People have cooked with the sun for centuries, however, given the ease with which we can press a button on an electric range, its no wonder we haven’t paid much attention to solar cooking. But what if the power to your range went out, or the gas to your cook top suddenly stopped flowing?
Sure, you could build a fire or cook on the grill (so long as the propane or charcoal remained), but what about baking bread, cookies, even meatloaf? Introducing the Sun Oven. The Sun Oven is a most simple, ingenious contraption that you can take most anywhere and bake just about anything without electricity or gas.

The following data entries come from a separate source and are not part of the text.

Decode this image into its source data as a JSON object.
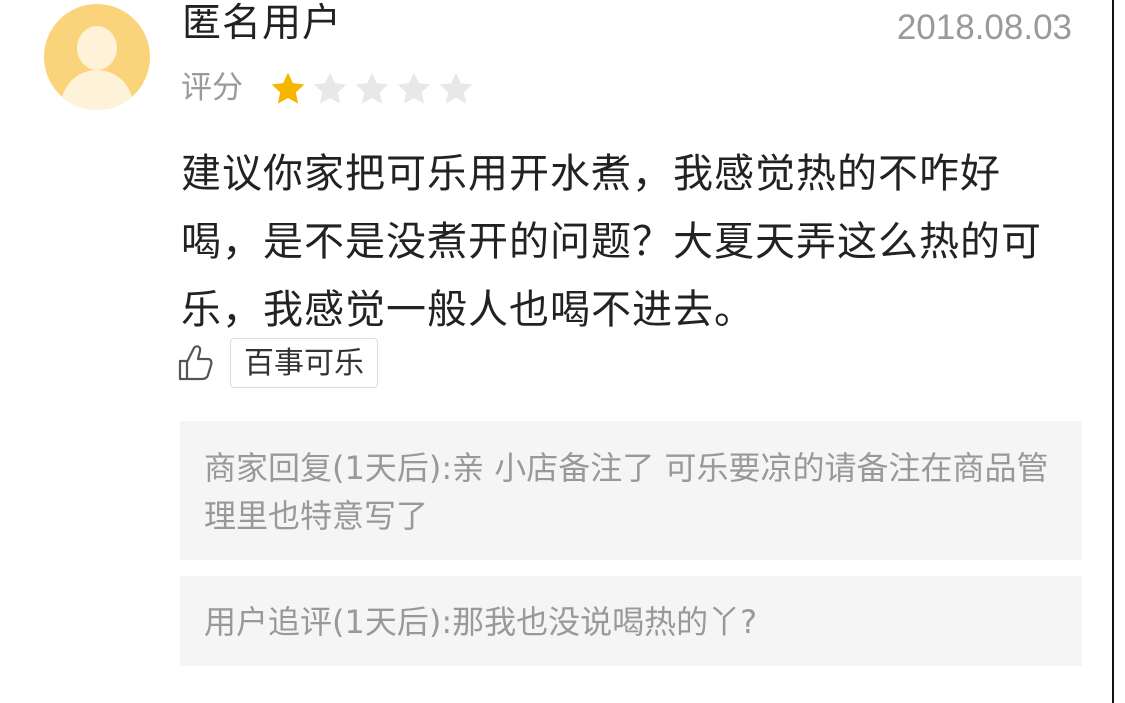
{
  "review": {
    "user_name": "匿名用户",
    "date": "2018.08.03",
    "rating_label": "评分",
    "rating": 1,
    "rating_max": 5,
    "content": "建议你家把可乐用开水煮，我感觉热的不咋好喝，是不是没煮开的问题？大夏天弄这么热的可乐，我感觉一般人也喝不进去。",
    "tag": "百事可乐",
    "avatar_icon": "default-user-avatar-icon",
    "like_icon": "thumbs-up-icon"
  },
  "merchant_reply": {
    "text": "商家回复(1天后):亲 小店备注了 可乐要凉的请备注在商品管理里也特意写了"
  },
  "user_followup": {
    "text": "用户追评(1天后):那我也没说喝热的丫?"
  },
  "colors": {
    "avatar_bg": "#fbd37a",
    "star_active": "#f7b500",
    "star_inactive": "#e8e8e8",
    "muted_text": "#9a9a9a",
    "reply_bg": "#f5f5f5"
  }
}
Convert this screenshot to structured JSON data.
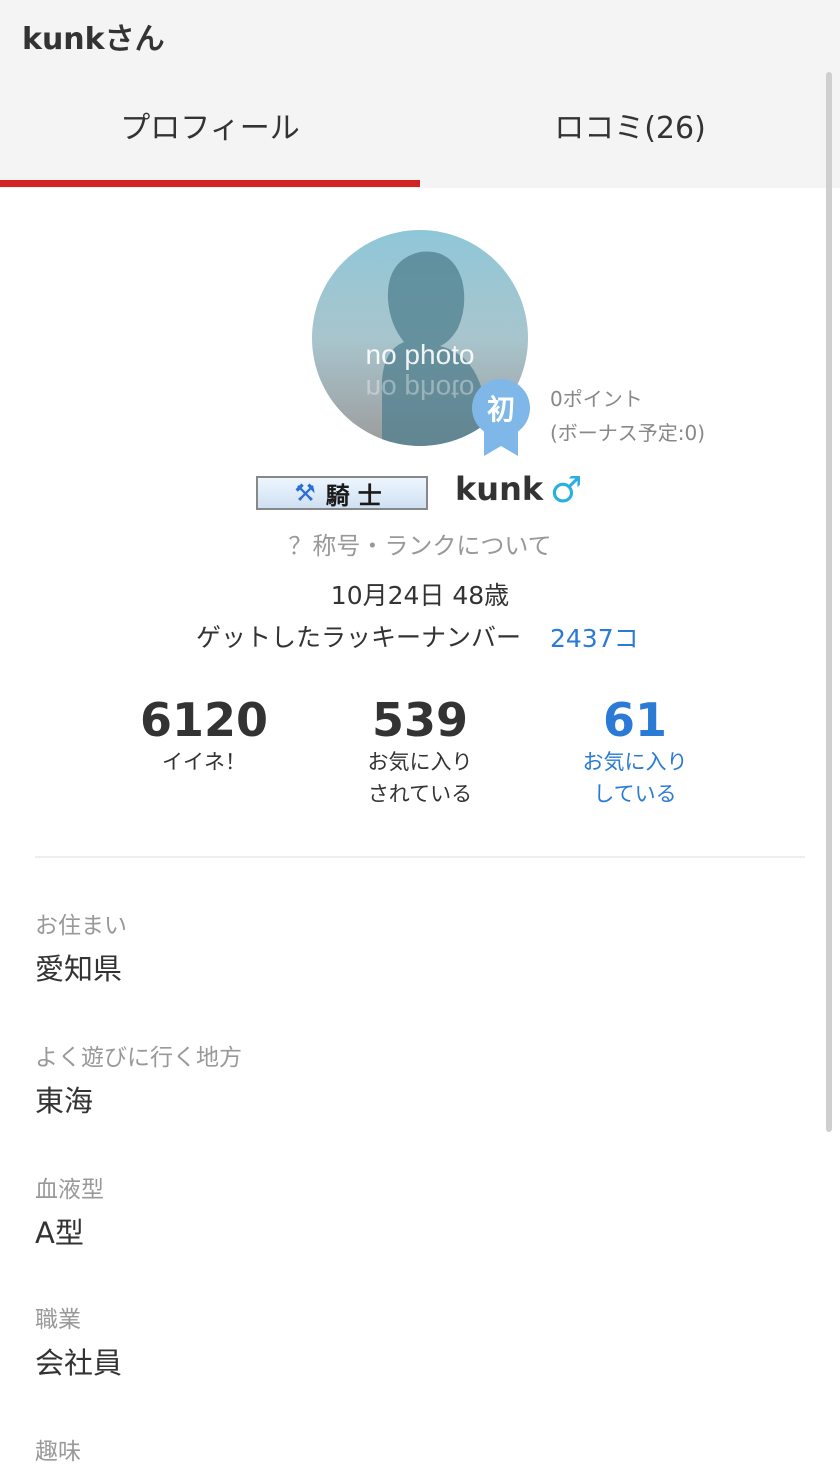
{
  "header": {
    "title": "kunkさん"
  },
  "tabs": [
    {
      "label": "プロフィール",
      "active": true
    },
    {
      "label": "ロコミ(26)",
      "active": false
    }
  ],
  "colors": {
    "accent": "#d42323",
    "link": "#2a7ad6",
    "gender": "#2ab0e0",
    "badge": "#7fb7e8"
  },
  "profile": {
    "avatar_text": "no photo",
    "badge_text": "初",
    "points": "0ポイント",
    "bonus": "(ボーナス予定:0)",
    "rank_title": "騎士",
    "rank_icon": "crossed-axes-icon",
    "username": "kunk",
    "gender_symbol": "♂",
    "rank_link": "？称号・ランクについて",
    "birthday": "10月24日 48歳",
    "lucky_label": "ゲットしたラッキーナンバー",
    "lucky_value": "2437コ"
  },
  "stats": [
    {
      "number": "6120",
      "label1": "イイネ！",
      "label2": ""
    },
    {
      "number": "539",
      "label1": "お気に入り",
      "label2": "されている"
    },
    {
      "number": "61",
      "label1": "お気に入り",
      "label2": "している"
    }
  ],
  "fields": [
    {
      "label": "お住まい",
      "value": "愛知県"
    },
    {
      "label": "よく遊びに行く地方",
      "value": "東海"
    },
    {
      "label": "血液型",
      "value": "A型"
    },
    {
      "label": "職業",
      "value": "会社員"
    },
    {
      "label": "趣味",
      "value": ""
    }
  ]
}
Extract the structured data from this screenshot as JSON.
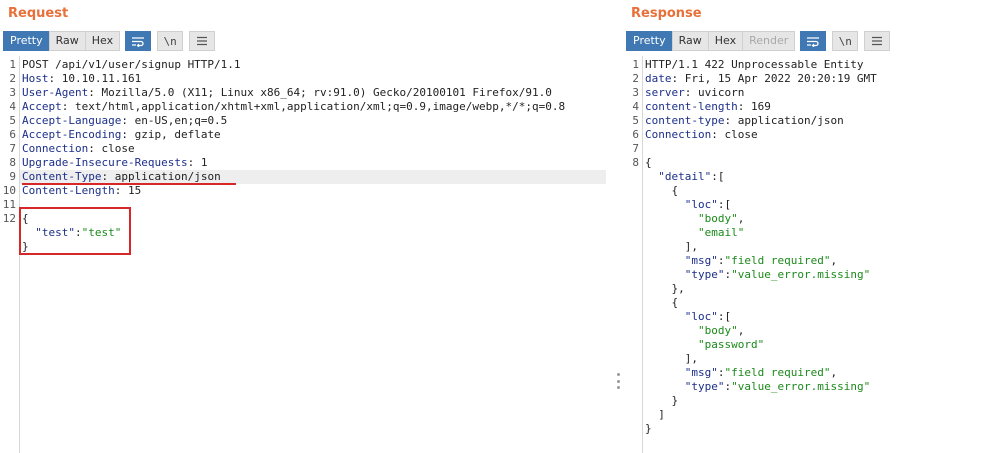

Its simple to set up and within about 20 minutes of positioning in the sunlight and closing the lid, the temperature inside the oven can climb to 150 degrees and ultimately reach well over 200 degrees. That may not sound hot enough to bake and cook, but remember that if you’re using a recipe that calls for water or any liquid, water can’t get hotter than 212 degrees without a pressure cooker. Higher cooking temperatures are basically to provide shorter cooking times and browning of foods. Most any food you want to cook will cook just fine in a solar oven. However, in a Sun Oven, it may take a little longer to bake bread or a casserole, but it will still brown very evenly.
You can use a Sun Oven year round provided you have off and on sun for an hour or more during cooking. I own the Sun Oven brand oven. I suggest getting one with multiple reflectors and go with a more sturdy one. The less expensive ones tend not to cook as well. The old saying is true, “You get what you pay for.”, and since you’re likely to only own one solar oven, go ahead and get the right kind. Otherwise, when the power goes out and you’re trying to bake those cookies, you’ll be wishing you had invested the money if you went cheap on your purchase.